- EXERCISE BRIEF: Lines in the listing below that include the word "Cross" need to be copied.

- INPUT DATA:
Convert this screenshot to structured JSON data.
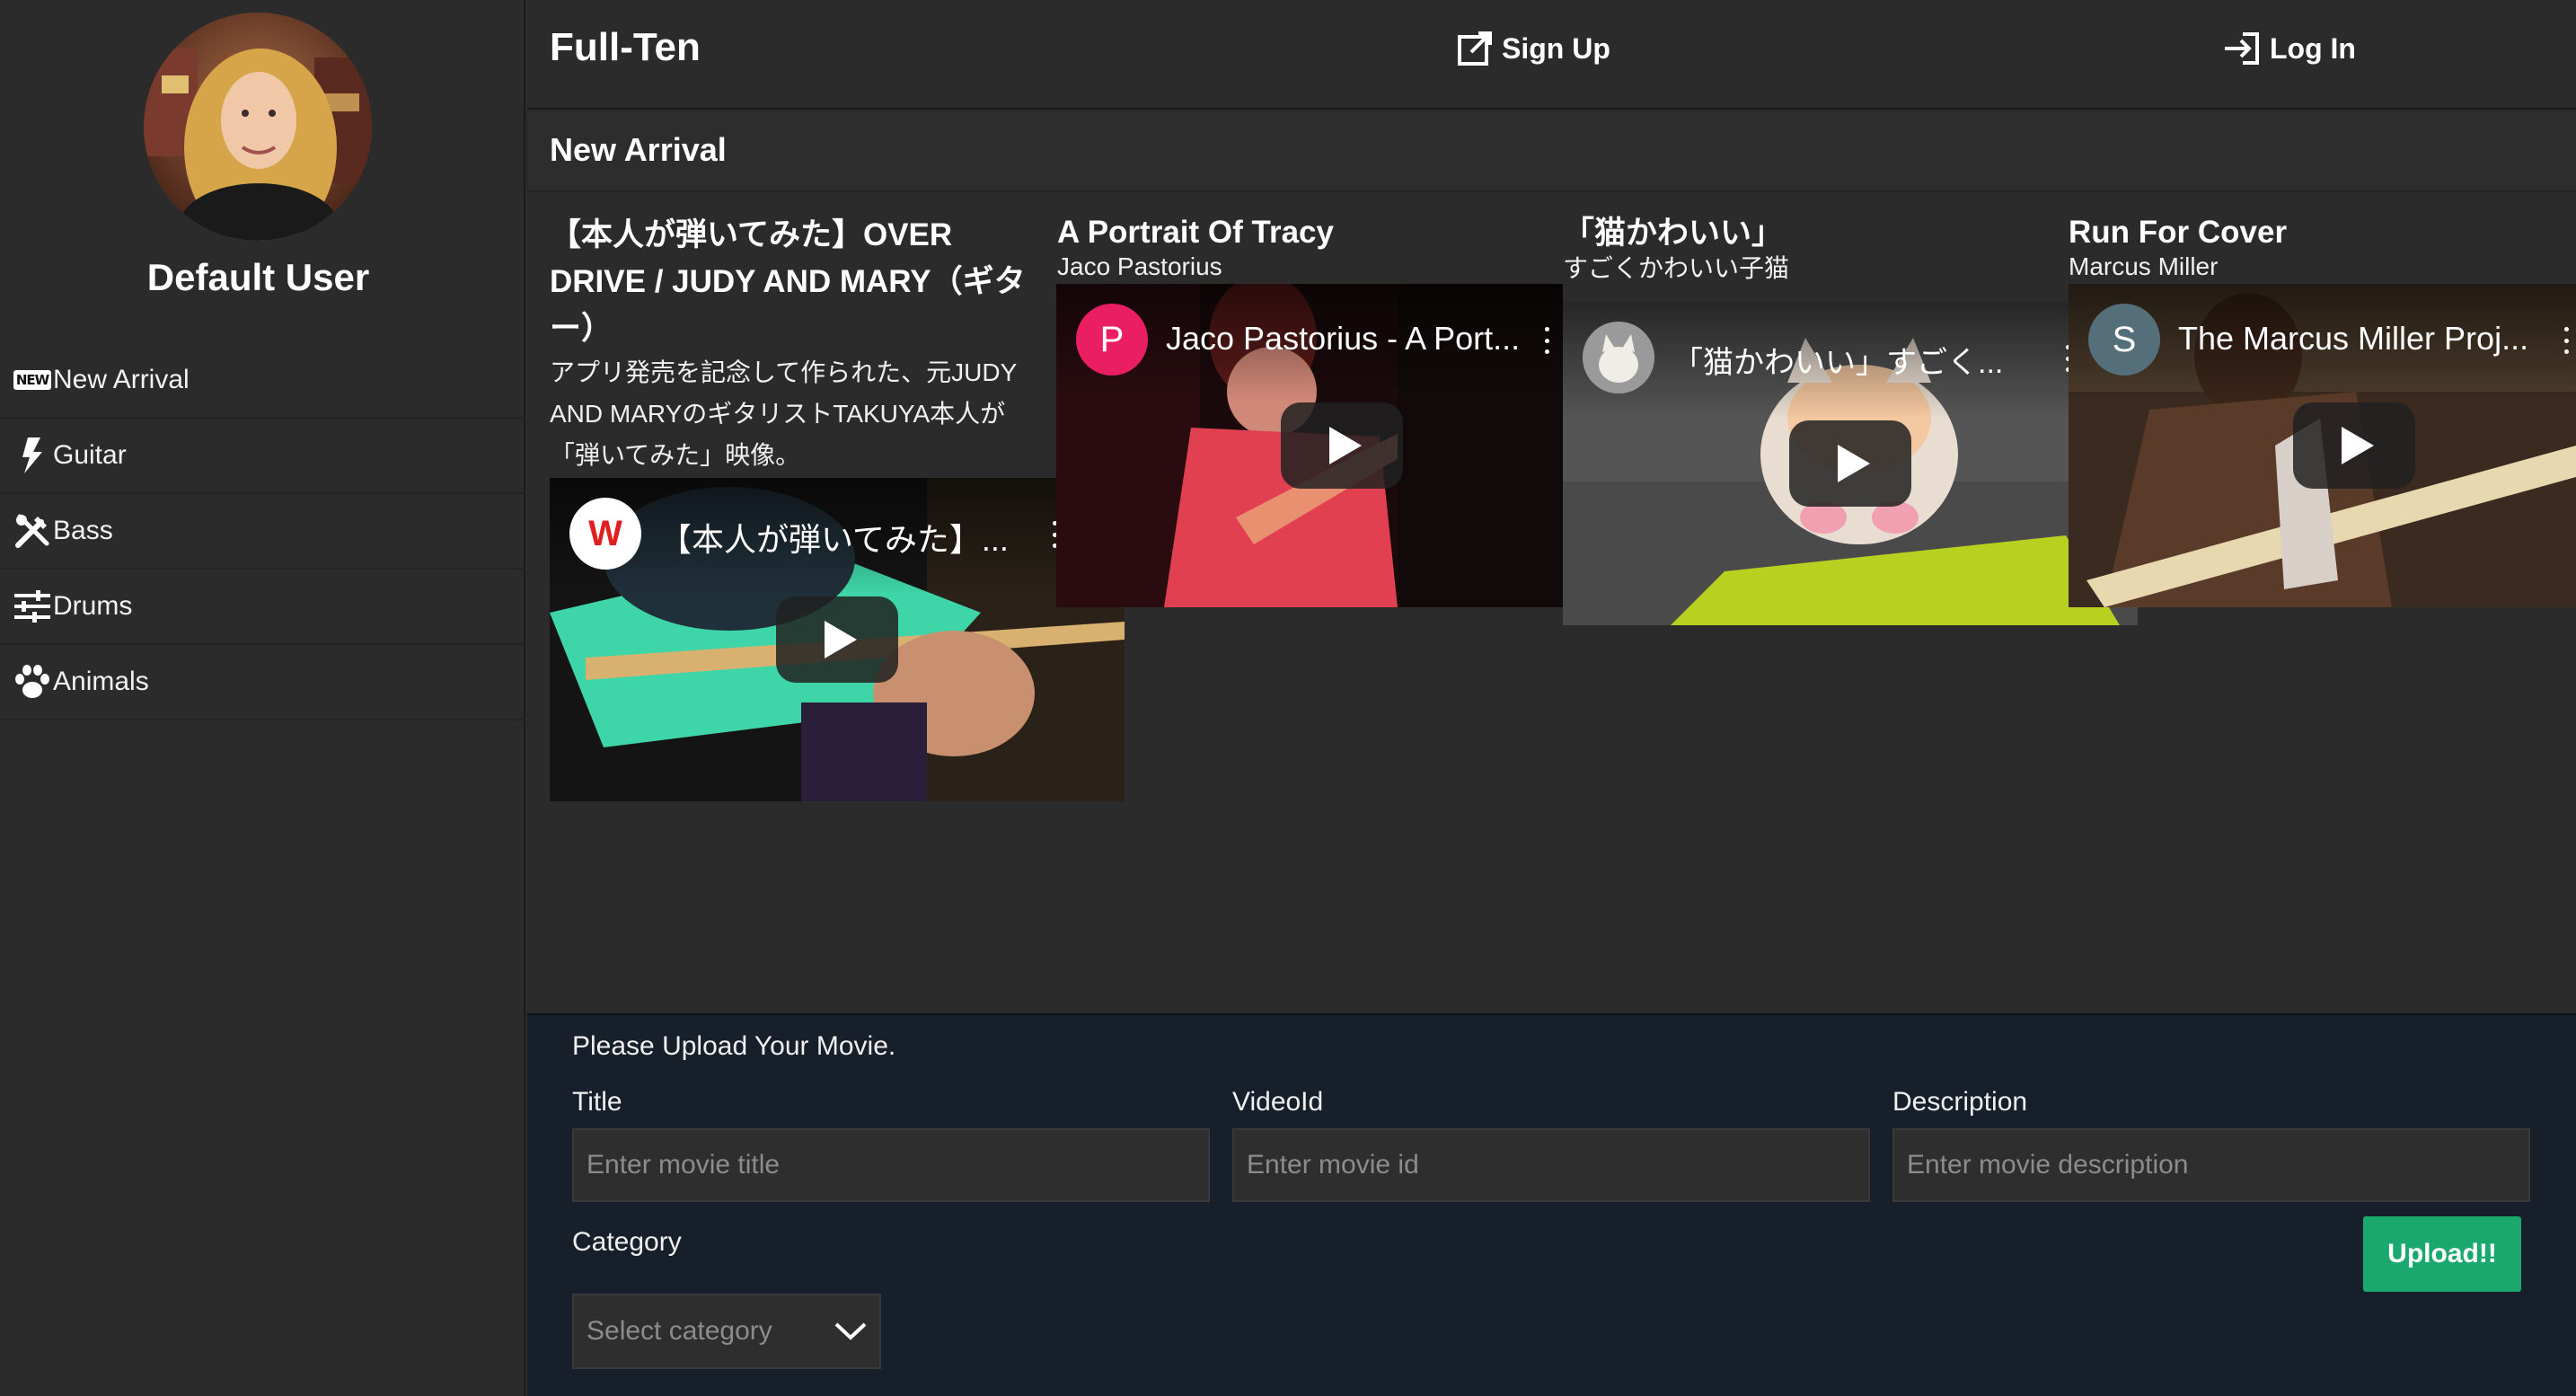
{
  "sidebar": {
    "user_name": "Default User",
    "items": [
      {
        "label": "New Arrival",
        "icon": "new-badge-icon",
        "badge": "NEW"
      },
      {
        "label": "Guitar",
        "icon": "lightning-icon"
      },
      {
        "label": "Bass",
        "icon": "tools-icon"
      },
      {
        "label": "Drums",
        "icon": "sliders-icon"
      },
      {
        "label": "Animals",
        "icon": "paw-icon"
      }
    ]
  },
  "header": {
    "brand": "Full-Ten",
    "signup_label": "Sign Up",
    "login_label": "Log In"
  },
  "section": {
    "title": "New Arrival"
  },
  "movies": [
    {
      "title": "【本人が弾いてみた】OVER DRIVE / JUDY AND MARY（ギター）",
      "description": "アプリ発売を記念して作られた、元JUDY AND MARYのギタリストTAKUYA本人が「弾いてみた」映像。",
      "video_title": "【本人が弾いてみた】...",
      "channel_initial": "W"
    },
    {
      "title": "A Portrait Of Tracy",
      "description": "Jaco Pastorius",
      "video_title": "Jaco Pastorius - A Port...",
      "channel_initial": "P"
    },
    {
      "title": "「猫かわいい」",
      "description": "すごくかわいい子猫",
      "video_title": "「猫かわいい」すごく...",
      "channel_initial": ""
    },
    {
      "title": "Run For Cover",
      "description": "Marcus Miller",
      "video_title": "The Marcus Miller Proj...",
      "channel_initial": "S"
    }
  ],
  "upload": {
    "heading": "Please Upload Your Movie.",
    "title_label": "Title",
    "title_placeholder": "Enter movie title",
    "videoid_label": "VideoId",
    "videoid_placeholder": "Enter movie id",
    "description_label": "Description",
    "description_placeholder": "Enter movie description",
    "category_label": "Category",
    "category_placeholder": "Select category",
    "submit_label": "Upload!!"
  },
  "colors": {
    "background": "#2b2b2b",
    "upload_panel": "#17202a",
    "upload_button": "#1aa86e",
    "channel_p": "#e91e63",
    "channel_s": "#546e7a"
  }
}
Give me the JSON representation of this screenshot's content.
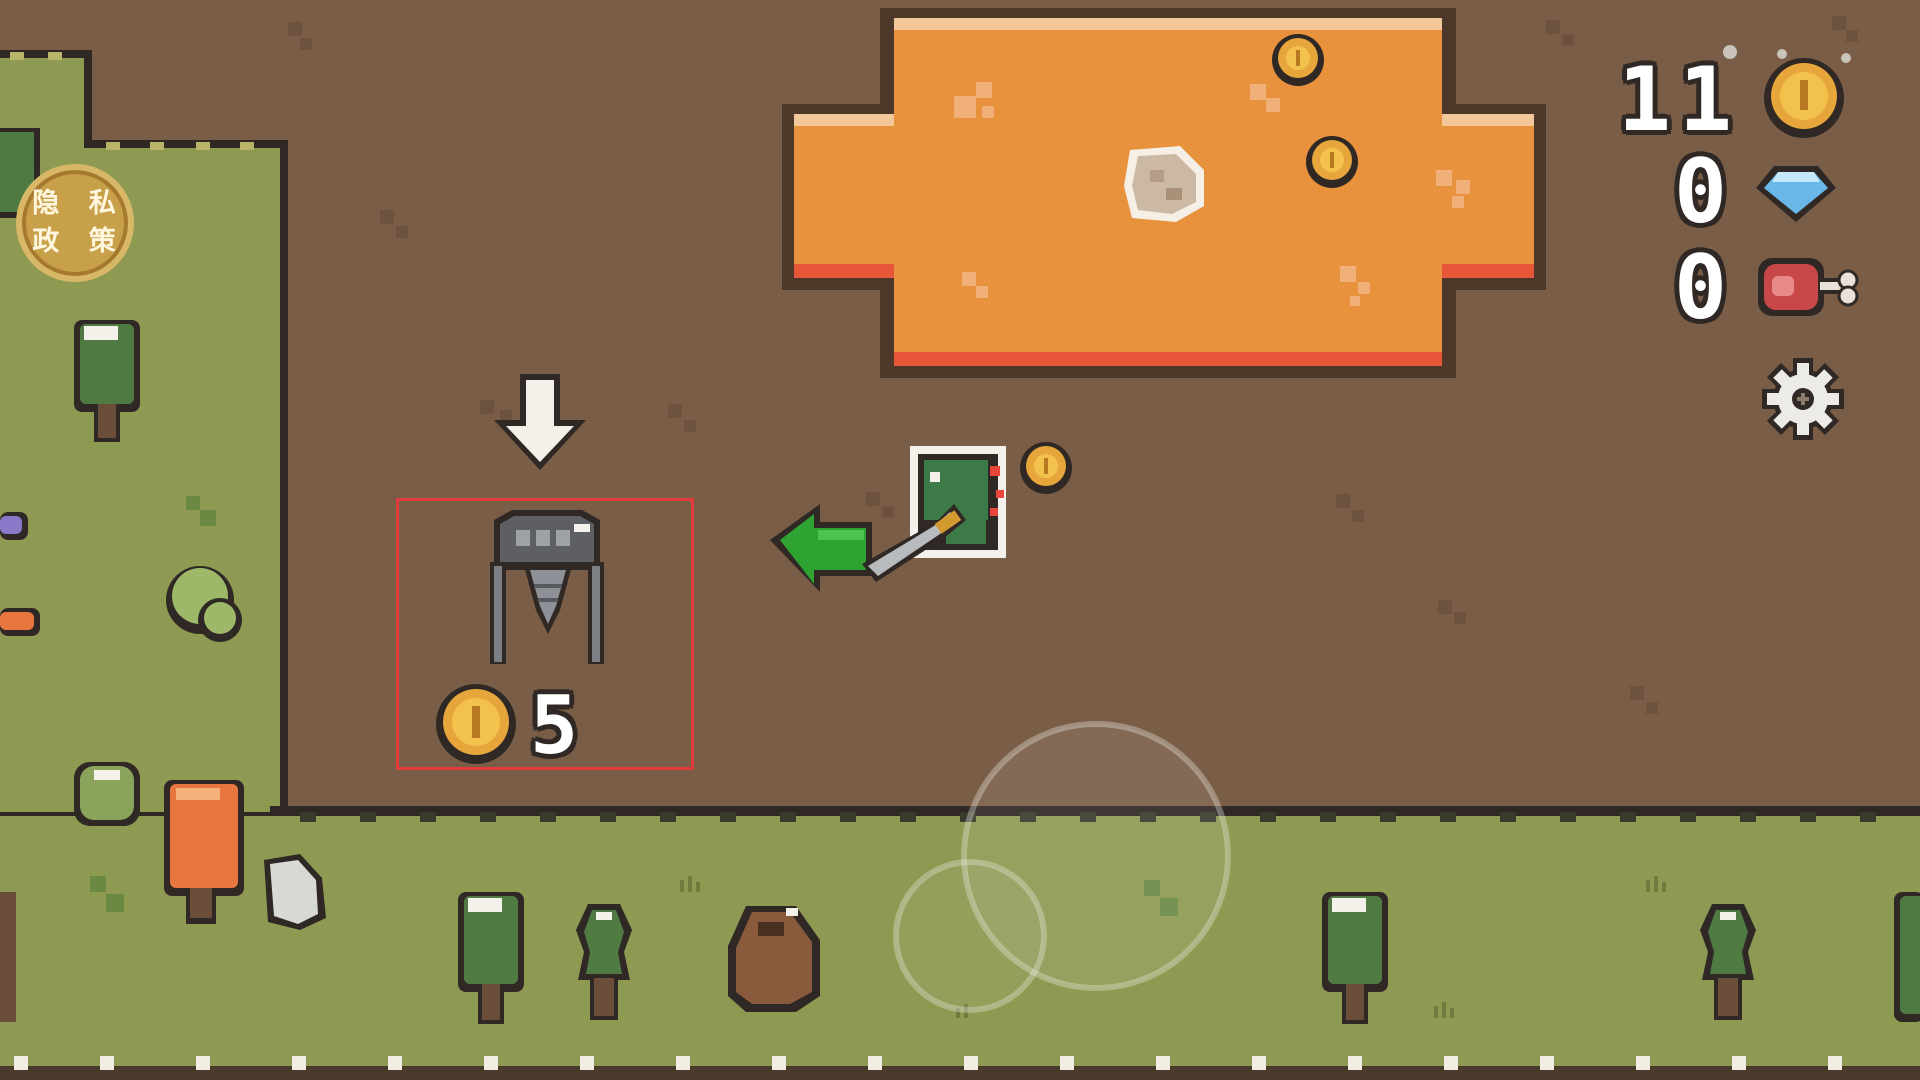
{
  "hud": {
    "coins_count": "11",
    "gems_count": "0",
    "meat_count": "0",
    "coin_icon": "coin-icon",
    "gem_icon": "diamond-icon",
    "meat_icon": "meat-icon",
    "settings_icon": "gear-icon"
  },
  "privacy_button": {
    "label": "隐 私\n政 策"
  },
  "shop": {
    "item": "drill-machine",
    "price": "5",
    "currency_icon": "coin-icon"
  },
  "colors": {
    "dirt": "#7a5d46",
    "grass": "#8e9a52",
    "lava": "#e8923e",
    "highlight_box": "#e03a3a",
    "arrow_green": "#2fa332"
  }
}
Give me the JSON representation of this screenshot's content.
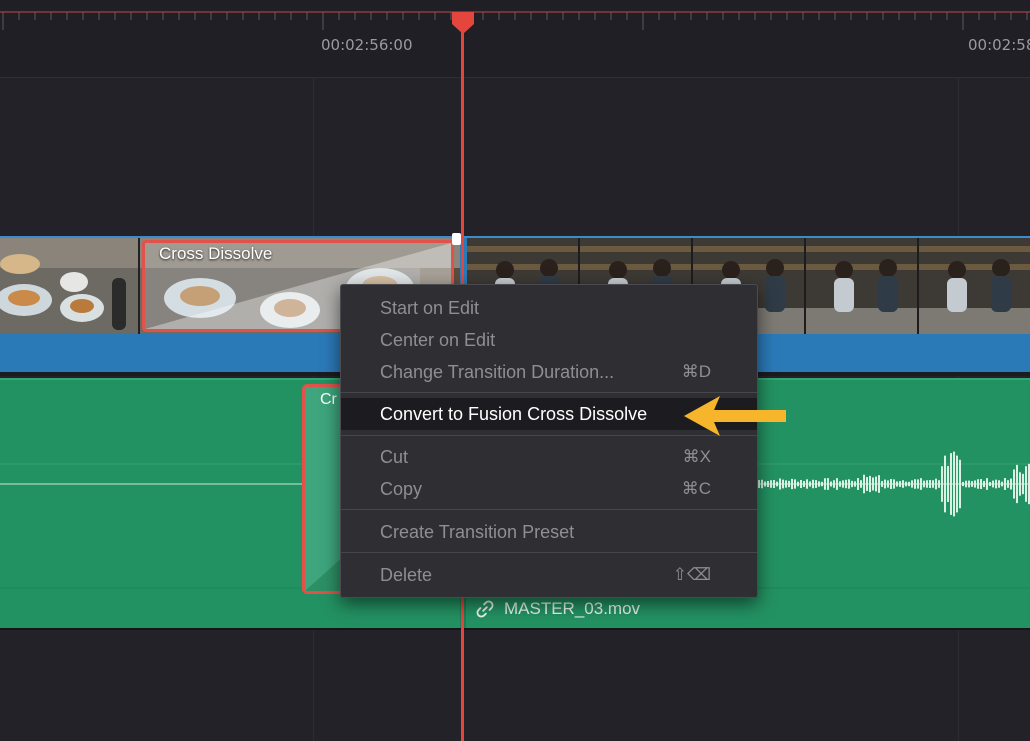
{
  "ruler": {
    "timecode_left": "00:02:56:00",
    "timecode_right": "00:02:58"
  },
  "video_track": {
    "transition_label": "Cross Dissolve"
  },
  "audio_track": {
    "transition_label_partial": "Cr",
    "clip_name": "MASTER_03.mov"
  },
  "context_menu": {
    "items": [
      {
        "label": "Start on Edit",
        "shortcut": ""
      },
      {
        "label": "Center on Edit",
        "shortcut": ""
      },
      {
        "label": "Change Transition Duration...",
        "shortcut": "⌘D"
      },
      {
        "label": "Convert to Fusion Cross Dissolve",
        "shortcut": ""
      },
      {
        "label": "Cut",
        "shortcut": "⌘X"
      },
      {
        "label": "Copy",
        "shortcut": "⌘C"
      },
      {
        "label": "Create Transition Preset",
        "shortcut": ""
      },
      {
        "label": "Delete",
        "shortcut": "⇧⌫"
      }
    ]
  },
  "colors": {
    "playhead": "#e4463e",
    "video_track": "#2b7ab8",
    "audio_track": "#239262",
    "annotation_arrow": "#f7b52c"
  },
  "icons": {
    "link": "link-icon",
    "playhead": "playhead-icon",
    "annotation": "arrow-left-icon"
  }
}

- TASK RESPONSE:
    "transition_label": "Cross Dissolve"
        "label": "Convert to Fusion Cross Dissolve",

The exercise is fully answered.